Accession Number : ADA189573
Title : A Simulation Study of a Parallel Processor with Unbalanced Loads.
Descriptive Note : Master's thesis,
Corporate Author : AIR FORCE INST OF TECH WRIGHT-PATTERSON AFB OH SCHOOL OF ENGINEERING
Personal Author(s) : Moore, Timothy S
PDF Url : ADA189573
Report Date : Dec 1987
Pagination or Media Count : 115
Abstract : The purpose of this thesis was twofold: to estimate the impact of unbalanced computational loads on a parallel processing architecture via Monte Carlo simulation; and second to investigate the impact of representing the dynamics of the parallel processing problem via animated simulation. It is constrained to the hypercube architecture in which each node is connected in a predetermined topology and allowed to communicate to other nodes through calls to the operating system. Routing of messages through the network is fixed and specified within the operating system. Message transmission preempts nodal processing causing internodal communications to complicate the concurrent operation of the network. Two independent variables are defined: 1) the degree of imbalance characterizes the nature or severity of the load imbalance, and 2) the degree of locality characterizes the node loadings with respect to node locations across the cube. A SLAM II simulation model of a generic 16 node hypercube was constructed in which each node processes a predetermined number of computational tasks and, following each task, sends a message to a single randomly chosen receiver node. An experiment was designed in which the independent variables, degree of imbalance and degree of locality were varied across two computation-to-IO ratios to determine their separate and interactive effects on the dependent variable, job speedup. ANOVA and regression techniques were used to estimate the relationship between load imbalance, locality, computation-to-IO ratio, and their interactions to job speedup. Results show that load imbalance severely impacts a parallel processor's performance.

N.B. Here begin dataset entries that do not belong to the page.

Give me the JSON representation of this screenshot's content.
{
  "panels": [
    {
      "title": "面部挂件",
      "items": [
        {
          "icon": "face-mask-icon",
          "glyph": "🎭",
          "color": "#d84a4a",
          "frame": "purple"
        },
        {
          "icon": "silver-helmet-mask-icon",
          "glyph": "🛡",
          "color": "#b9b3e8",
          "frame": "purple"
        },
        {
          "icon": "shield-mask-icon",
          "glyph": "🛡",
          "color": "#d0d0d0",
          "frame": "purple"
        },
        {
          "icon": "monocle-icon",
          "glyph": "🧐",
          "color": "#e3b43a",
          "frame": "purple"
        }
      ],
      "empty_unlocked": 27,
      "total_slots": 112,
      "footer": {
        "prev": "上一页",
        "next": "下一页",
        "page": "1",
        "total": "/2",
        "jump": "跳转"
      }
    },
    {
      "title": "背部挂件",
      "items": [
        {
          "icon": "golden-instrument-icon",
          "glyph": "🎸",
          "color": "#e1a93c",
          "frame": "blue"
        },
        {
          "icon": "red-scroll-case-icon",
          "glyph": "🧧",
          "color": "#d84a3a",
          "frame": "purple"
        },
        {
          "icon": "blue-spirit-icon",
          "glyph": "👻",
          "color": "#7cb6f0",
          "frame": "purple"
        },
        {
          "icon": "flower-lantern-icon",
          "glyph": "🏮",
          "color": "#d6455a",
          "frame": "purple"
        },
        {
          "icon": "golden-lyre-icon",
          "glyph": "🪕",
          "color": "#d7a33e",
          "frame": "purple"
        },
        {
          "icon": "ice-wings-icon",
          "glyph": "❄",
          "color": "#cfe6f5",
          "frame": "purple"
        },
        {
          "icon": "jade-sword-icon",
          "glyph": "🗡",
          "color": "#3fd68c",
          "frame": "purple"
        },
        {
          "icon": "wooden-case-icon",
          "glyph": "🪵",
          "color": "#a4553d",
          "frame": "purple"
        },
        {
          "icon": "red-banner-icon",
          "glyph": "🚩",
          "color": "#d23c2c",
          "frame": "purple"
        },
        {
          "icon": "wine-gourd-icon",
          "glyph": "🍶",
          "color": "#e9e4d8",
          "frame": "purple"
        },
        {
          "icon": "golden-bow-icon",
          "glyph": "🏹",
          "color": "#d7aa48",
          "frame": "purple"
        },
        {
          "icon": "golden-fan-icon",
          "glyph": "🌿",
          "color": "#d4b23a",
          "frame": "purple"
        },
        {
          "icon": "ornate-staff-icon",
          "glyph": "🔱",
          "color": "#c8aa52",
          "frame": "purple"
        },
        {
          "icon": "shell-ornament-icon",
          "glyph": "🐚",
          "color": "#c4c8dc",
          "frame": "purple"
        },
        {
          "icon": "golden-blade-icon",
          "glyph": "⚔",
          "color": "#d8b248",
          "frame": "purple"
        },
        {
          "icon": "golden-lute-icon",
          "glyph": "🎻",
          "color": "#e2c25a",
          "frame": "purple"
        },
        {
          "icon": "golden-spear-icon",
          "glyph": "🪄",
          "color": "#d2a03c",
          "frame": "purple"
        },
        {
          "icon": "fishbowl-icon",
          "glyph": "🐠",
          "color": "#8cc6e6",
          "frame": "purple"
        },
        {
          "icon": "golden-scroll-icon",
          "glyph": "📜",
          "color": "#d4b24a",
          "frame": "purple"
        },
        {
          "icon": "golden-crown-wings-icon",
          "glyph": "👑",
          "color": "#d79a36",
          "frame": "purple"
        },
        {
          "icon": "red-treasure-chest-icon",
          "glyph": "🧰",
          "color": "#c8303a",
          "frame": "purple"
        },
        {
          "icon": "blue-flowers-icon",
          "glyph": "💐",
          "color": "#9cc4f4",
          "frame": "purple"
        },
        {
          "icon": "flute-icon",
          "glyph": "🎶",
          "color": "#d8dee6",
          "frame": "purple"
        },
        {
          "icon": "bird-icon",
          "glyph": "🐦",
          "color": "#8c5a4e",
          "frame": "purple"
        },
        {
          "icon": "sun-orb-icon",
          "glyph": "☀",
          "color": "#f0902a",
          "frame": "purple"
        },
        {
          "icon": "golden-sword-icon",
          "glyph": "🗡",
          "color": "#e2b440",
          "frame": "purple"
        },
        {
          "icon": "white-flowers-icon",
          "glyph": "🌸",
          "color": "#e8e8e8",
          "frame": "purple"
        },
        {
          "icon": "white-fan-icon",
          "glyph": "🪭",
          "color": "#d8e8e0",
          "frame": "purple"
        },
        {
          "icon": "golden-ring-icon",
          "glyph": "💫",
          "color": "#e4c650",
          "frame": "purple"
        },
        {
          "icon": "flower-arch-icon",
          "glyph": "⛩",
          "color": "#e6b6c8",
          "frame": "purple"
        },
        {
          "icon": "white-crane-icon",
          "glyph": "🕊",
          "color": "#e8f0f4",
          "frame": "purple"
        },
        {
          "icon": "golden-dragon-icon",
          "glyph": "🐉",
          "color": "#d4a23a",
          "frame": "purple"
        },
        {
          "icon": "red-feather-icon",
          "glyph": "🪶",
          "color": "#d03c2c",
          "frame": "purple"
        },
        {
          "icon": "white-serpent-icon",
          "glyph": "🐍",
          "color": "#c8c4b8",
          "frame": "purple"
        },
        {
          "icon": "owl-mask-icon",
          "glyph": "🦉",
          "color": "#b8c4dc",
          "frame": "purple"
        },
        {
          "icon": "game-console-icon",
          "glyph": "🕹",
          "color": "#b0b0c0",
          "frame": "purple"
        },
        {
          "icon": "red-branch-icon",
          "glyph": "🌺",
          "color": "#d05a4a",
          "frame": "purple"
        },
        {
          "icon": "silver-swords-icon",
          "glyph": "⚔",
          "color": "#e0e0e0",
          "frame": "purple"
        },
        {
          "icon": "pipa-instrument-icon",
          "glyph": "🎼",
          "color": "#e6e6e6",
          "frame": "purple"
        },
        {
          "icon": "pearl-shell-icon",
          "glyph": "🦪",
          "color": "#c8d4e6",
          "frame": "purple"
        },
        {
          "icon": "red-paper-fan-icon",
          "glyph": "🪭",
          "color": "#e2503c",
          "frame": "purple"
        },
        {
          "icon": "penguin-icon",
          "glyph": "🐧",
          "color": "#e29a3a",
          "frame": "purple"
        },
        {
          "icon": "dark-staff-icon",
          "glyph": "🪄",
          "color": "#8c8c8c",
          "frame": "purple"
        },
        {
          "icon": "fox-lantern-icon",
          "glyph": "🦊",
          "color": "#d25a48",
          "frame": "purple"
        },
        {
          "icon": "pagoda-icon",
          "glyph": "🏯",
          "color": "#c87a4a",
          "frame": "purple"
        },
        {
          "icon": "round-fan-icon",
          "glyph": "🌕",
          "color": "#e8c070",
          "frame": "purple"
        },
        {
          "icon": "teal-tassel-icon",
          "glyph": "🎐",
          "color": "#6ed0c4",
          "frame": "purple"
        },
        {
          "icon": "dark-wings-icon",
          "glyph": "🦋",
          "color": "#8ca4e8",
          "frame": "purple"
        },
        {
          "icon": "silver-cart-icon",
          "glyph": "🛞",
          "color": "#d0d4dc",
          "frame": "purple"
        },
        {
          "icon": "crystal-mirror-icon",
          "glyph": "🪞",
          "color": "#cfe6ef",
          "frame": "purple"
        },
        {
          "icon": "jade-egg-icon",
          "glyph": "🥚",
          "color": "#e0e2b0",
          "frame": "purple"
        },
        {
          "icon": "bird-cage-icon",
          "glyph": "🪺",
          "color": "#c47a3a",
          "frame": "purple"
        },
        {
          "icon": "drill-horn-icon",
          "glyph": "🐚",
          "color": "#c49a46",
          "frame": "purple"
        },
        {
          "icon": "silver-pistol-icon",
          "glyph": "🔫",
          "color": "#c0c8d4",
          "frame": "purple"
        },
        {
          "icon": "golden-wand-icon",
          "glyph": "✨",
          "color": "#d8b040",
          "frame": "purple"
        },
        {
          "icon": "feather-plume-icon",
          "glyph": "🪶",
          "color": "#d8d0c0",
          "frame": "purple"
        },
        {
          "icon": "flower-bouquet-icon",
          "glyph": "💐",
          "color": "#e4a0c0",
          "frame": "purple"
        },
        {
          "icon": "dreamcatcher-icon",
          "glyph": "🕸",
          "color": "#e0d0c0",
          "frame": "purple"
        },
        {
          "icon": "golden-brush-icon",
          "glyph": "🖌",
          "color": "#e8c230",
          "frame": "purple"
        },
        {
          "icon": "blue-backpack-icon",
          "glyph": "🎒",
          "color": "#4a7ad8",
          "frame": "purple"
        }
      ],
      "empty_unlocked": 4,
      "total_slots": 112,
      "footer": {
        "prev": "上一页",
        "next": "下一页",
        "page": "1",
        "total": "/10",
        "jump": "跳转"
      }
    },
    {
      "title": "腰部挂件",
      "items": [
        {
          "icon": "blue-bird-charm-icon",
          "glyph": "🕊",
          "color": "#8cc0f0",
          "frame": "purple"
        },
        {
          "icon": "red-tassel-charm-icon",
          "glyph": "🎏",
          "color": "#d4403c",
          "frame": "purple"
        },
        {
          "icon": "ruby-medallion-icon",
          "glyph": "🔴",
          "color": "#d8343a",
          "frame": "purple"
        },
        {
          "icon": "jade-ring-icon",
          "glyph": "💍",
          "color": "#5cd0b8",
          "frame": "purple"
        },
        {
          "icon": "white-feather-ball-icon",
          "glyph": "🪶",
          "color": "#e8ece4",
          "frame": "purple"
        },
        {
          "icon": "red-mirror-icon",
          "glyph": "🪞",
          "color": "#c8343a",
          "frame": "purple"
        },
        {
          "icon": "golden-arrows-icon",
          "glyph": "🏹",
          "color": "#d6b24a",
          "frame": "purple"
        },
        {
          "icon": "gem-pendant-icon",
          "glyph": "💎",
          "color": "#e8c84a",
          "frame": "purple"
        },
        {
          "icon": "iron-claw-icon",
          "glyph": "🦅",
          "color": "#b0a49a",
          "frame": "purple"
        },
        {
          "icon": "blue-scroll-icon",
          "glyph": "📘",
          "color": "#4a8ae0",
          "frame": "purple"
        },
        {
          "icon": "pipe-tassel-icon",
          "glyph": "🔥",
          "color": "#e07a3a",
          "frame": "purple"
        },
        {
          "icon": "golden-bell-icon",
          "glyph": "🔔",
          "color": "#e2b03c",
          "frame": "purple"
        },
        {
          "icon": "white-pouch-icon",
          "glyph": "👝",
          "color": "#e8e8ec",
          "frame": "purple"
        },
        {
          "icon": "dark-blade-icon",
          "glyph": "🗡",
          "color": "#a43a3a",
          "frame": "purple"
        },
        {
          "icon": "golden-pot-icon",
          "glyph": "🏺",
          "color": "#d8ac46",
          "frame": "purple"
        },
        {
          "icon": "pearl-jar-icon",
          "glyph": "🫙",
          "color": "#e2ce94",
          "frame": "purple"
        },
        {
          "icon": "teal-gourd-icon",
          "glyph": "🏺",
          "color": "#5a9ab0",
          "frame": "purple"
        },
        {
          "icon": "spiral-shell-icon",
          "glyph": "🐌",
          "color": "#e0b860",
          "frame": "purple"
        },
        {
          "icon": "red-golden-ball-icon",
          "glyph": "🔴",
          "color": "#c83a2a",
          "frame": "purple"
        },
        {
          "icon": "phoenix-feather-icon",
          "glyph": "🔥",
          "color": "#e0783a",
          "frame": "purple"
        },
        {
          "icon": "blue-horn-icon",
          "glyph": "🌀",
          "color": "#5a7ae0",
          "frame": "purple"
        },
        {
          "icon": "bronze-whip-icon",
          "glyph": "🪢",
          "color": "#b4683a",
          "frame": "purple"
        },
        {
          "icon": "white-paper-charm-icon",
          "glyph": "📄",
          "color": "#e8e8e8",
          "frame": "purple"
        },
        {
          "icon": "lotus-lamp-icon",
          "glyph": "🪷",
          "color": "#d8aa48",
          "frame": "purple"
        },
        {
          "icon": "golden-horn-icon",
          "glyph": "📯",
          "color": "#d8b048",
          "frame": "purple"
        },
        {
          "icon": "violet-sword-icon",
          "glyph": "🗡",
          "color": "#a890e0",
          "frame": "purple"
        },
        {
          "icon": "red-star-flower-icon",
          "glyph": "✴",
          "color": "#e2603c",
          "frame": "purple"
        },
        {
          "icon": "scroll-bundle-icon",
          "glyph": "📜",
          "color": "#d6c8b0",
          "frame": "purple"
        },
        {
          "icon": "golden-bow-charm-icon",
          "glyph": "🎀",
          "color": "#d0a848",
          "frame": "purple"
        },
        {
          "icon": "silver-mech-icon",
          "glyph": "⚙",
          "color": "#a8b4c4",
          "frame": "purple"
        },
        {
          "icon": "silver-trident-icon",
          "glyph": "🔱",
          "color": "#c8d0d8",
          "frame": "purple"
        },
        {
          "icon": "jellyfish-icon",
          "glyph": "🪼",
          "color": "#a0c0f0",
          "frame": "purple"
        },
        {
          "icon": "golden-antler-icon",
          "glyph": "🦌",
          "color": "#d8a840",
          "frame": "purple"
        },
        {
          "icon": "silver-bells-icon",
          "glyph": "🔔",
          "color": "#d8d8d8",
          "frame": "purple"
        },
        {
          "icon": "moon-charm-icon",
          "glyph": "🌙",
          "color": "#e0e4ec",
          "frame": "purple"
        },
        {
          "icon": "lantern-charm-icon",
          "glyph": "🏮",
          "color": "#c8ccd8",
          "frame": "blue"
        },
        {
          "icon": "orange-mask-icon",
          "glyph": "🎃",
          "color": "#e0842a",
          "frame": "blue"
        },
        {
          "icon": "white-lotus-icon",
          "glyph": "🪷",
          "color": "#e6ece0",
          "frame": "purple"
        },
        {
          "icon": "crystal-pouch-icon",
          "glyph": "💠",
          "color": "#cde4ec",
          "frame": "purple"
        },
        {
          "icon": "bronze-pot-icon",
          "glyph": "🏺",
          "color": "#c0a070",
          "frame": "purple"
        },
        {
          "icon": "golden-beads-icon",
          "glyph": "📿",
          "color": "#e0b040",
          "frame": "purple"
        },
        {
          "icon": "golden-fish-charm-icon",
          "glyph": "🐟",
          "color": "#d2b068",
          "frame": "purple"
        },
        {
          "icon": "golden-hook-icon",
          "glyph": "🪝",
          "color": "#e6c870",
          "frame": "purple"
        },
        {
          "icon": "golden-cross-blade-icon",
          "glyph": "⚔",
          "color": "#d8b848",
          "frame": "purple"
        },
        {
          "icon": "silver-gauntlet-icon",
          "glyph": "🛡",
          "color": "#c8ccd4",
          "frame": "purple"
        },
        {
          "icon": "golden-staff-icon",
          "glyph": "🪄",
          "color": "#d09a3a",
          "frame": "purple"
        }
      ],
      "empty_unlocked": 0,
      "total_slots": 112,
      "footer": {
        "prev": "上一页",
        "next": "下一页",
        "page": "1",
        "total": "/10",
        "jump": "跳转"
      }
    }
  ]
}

Descriptors : *COMMUNICATION AND RADIO SYSTEMS, *COMPUTER ARCHITECTURE, *PARALLEL PROCESSORS, *TOPOLOGY, DYNAMICS, INTERACTIONS, MESSAGE PROCESSING, MODELS, MONTE CARLO METHOD, NODES, PARALLEL PROCESSING, POSITION(LOCATION), PROCESSING, RECEIVERS, SIMULATION, TRANSMITTANCE, THESES
Subject Categories : Computer Hardware
Distribution Statement : APPROVED FOR PUBLIC RELEASE